The suspect, identified as Keith Myers Jr., 25, “encountered difficulty” and called for the deputies to save him. An agent and a deputy jumped into the water and pulled Myers to safety, the sheriff’s office said.

Myers was booked into the Terrebonne Parish jail on charges of flight from an officer, resisting an officer, possession of drug paraphernalia, reckless operation of a vehicle, improper turning and improper lighting.

He was later released on bond, the agency said. It was not immediately clear whether he had an attorney who could comment for him.

TME – That’s a bad job bayou, buddy.

Not just a tip

CLEVELAND (AP) — A customer left a $3,000 tip for a single beer as a restaurant voluntarily closed because of the COVID-19 pandemic.

The man walked in Sunday, ordered the beer and asked for the check, which came to $7.02, Nighttown owner Brendan Ring wrote on Facebook.

Ring said the man wished him well and told him to share the tip with the four employees who were working brunch service.

As the man walked out, Ring wrote, he looked down at the tip and “realized he left a whopping $3,000.”

“I ran after him and he said no mistake we will see you when you reopen!”

Ring said he would not post the customer’s name because he thinks the man wouldn’t want that.

The owner said he and his serving staff were “humbly grateful for this incredibly kind and grand gesture.”

TME – No snark – this is just wonderful.

Last modified on Wednesday, 25 November 2020 07:57

Advertisements

The Maine Edge.
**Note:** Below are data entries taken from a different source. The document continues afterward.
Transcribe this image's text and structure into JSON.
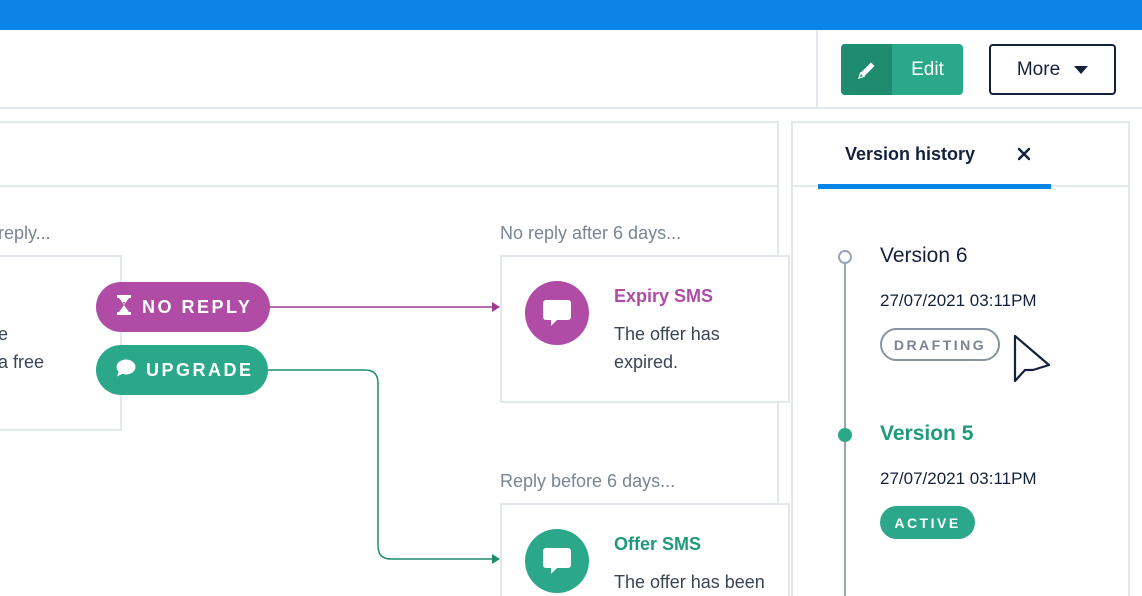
{
  "colors": {
    "brand_blue": "#0a84e6",
    "green": "#2aa889",
    "green_dark": "#1f8c70",
    "purple": "#b04ba6",
    "navy": "#14213d",
    "muted": "#7a8494"
  },
  "header": {
    "edit_label": "Edit",
    "edit_icon": "pencil-icon",
    "more_label": "More",
    "more_icon": "caret-down-icon"
  },
  "flow": {
    "left_node": {
      "label": "reply...",
      "text_line1": "e",
      "text_line2": "a free"
    },
    "branches": {
      "no_reply": {
        "label": "NO REPLY",
        "icon": "hourglass-icon"
      },
      "upgrade": {
        "label": "UPGRADE",
        "icon": "chat-bubble-icon"
      }
    },
    "expiry": {
      "label": "No reply after 6 days...",
      "title": "Expiry SMS",
      "text_line1": "The offer has",
      "text_line2": "expired.",
      "icon": "message-icon"
    },
    "offer": {
      "label": "Reply before 6 days...",
      "title": "Offer SMS",
      "text_line1": "The offer has been",
      "icon": "message-icon"
    }
  },
  "version_history": {
    "tab_label": "Version history",
    "close_icon": "close-icon",
    "versions": [
      {
        "title": "Version 6",
        "date": "27/07/2021 03:11PM",
        "status": "DRAFTING"
      },
      {
        "title": "Version 5",
        "date": "27/07/2021 03:11PM",
        "status": "ACTIVE"
      }
    ]
  }
}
All rights reserved. Privacy policy. Terms & Conditions.

Website CMS and Development by Links Online Marketing, LLC, Bangor Maine